"Everything has a price," the saying goes, and though that might sound cynical, taking the adage seriously can lead to a lifetime of fascinating inquiry. Just ask Richard W. Roll, who recently joined Caltech as the Linde Institute Professor of Finance. After spending nearly 40 years at the UCLA Anderson School of Management exploring everything from interest rates to asset portfolios, Roll has moved slightly eastward to help Caltech expand its offerings in finance.
In addition to his role as professor, Roll has consulted widely over the course of his career for agencies and corporations that are commonplace in the American lexicon: AT&T, Freddie Mac, J.P. Morgan, AARP, and the Securities and Exchange Commission, among others. Roll recently spoke with us about his research, his career, and his new position at Caltech.
What excites you about finance?
It's just enjoyable work, and very practical too. For example, mergers and acquisitions, a topic of a recent paper of mine, is a gigantic business. About 15 percent, by market value, of firms in this country are involved in mergers every year. If you can make these deals more profitable and fair for everyone involved, you've had a real impact.
I wrote a paper back in the 1980s titled "The Hubris Hypothesis of Corporate Takeovers." It was a theoretical paper arguing that when companies bid in an auction to acquire another firm, they almost always pay more than anyone else is willing to, and they often pay a penalty for that. It's known as "the winner's curse." If you win the auction, you bid more than anyone else would bid. As a result, the price of your stock often drops, because the market is saying you probably made a mistake.
In this recent paper ["The Hubris Hypothesis: Empirical Evidence"] we were able to test this hypothesis—to actually see how much overbidding goes on in mergers and acquisitions by looking at a large dataset of 4,299 mergers from 1986 to 2008. We found that indeed there is a lot of overbidding. It's pretty prevalent.
Is mergers and acquisitions your major research focus?
No, no. There are two main areas of finance: corporate finance, which is what corporations do, and capital markets—the stock market, the bond market, things like that. I do work in both. Another of my recent papers ["Resolving the Errors-in-Variables Bias in Risk Premium Estimation"] gives a new angle on old questions, proposing a technique for making more accurate predictions about stock market behavior.
What will you be teaching at Caltech?
This fall I'm teaching the beginning finance course, BEM 103. Seventy students have registered for the course, most of them undergrads.
Do you have any sense of how teaching here might compare with your experience at UCLA?
At UCLA there are no undergrads in the business school—all the students are MBA or PhD students.
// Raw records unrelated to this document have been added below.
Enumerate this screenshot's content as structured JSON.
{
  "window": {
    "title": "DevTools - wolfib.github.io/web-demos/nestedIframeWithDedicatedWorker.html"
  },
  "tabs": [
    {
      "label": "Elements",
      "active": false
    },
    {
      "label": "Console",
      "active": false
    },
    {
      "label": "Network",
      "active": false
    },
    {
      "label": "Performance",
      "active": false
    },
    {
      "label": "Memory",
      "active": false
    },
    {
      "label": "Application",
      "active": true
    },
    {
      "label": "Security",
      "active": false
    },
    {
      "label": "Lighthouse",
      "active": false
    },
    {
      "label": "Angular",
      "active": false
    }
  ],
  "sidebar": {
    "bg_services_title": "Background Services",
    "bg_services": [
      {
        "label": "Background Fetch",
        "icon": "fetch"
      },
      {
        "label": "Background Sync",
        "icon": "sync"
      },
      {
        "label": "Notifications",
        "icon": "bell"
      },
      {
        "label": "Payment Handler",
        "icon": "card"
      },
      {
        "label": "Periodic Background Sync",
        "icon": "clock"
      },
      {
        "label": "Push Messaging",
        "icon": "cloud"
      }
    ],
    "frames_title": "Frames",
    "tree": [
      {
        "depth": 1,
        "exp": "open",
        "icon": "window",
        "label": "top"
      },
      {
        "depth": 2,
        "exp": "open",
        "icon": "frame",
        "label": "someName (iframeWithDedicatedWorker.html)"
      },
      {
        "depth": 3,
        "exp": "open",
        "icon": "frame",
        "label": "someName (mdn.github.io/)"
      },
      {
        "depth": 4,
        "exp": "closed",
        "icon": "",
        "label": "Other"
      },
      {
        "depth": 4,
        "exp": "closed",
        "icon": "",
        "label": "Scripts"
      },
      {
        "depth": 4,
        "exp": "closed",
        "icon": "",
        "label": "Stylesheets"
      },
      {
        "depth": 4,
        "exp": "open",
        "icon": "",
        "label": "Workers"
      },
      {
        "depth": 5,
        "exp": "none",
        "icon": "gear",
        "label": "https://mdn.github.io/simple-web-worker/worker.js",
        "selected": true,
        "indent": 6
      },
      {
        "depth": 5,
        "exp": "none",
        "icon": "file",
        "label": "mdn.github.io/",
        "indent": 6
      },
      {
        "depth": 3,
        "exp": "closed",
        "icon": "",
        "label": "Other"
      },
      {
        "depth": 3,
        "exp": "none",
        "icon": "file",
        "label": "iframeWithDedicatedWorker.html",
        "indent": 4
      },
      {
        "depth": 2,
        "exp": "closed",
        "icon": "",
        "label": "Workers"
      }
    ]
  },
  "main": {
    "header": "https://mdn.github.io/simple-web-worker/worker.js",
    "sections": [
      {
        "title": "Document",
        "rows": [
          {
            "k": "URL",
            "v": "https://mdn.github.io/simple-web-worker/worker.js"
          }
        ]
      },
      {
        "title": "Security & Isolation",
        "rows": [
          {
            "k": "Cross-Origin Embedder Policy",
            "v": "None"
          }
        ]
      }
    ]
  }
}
But I hear that the students here are very smart, and I'm looking forward to working with them.
I imagine that most of my students at Caltech will be in engineering or physics or something like that, but they might want to change to economics at some point, or they might just want to learn something about the business side of the world as they begin their scientific careers. A lot of Caltech faculty members are also interested in financial matters. Some have patents and want to start companies, but they don't know anything about finance. I've talked to a few already.
Did you always know you wanted to study finance?
No, initially I was an engineer. I studied aeronautical engineering at Auburn University and then went to work for Boeing. It was only when Boeing decided to prepare me for engineering management and sent me to the University of Washington to get an MBA that I learned anything about business. I found I liked it better than engineering, so I quit my job with Boeing and went to the University of Chicago to get a PhD in finance, statistics, and economics.
Do you have any collaborations planned at Caltech?
Michael Ewens also just started here, and we might do something together. In fact, he and I are planning to run a finance seminar series. We have already invited Steve Ross, a Caltech alum [BS '65], professor of financial economics at MIT, and a member of the Caltech board of trustees. Ross, who studied physics at Caltech, isn't the only Caltech alum who has gone into economics. Nobel Prize winner Bob Merton [MS '67] is also an economist on the faculty at MIT.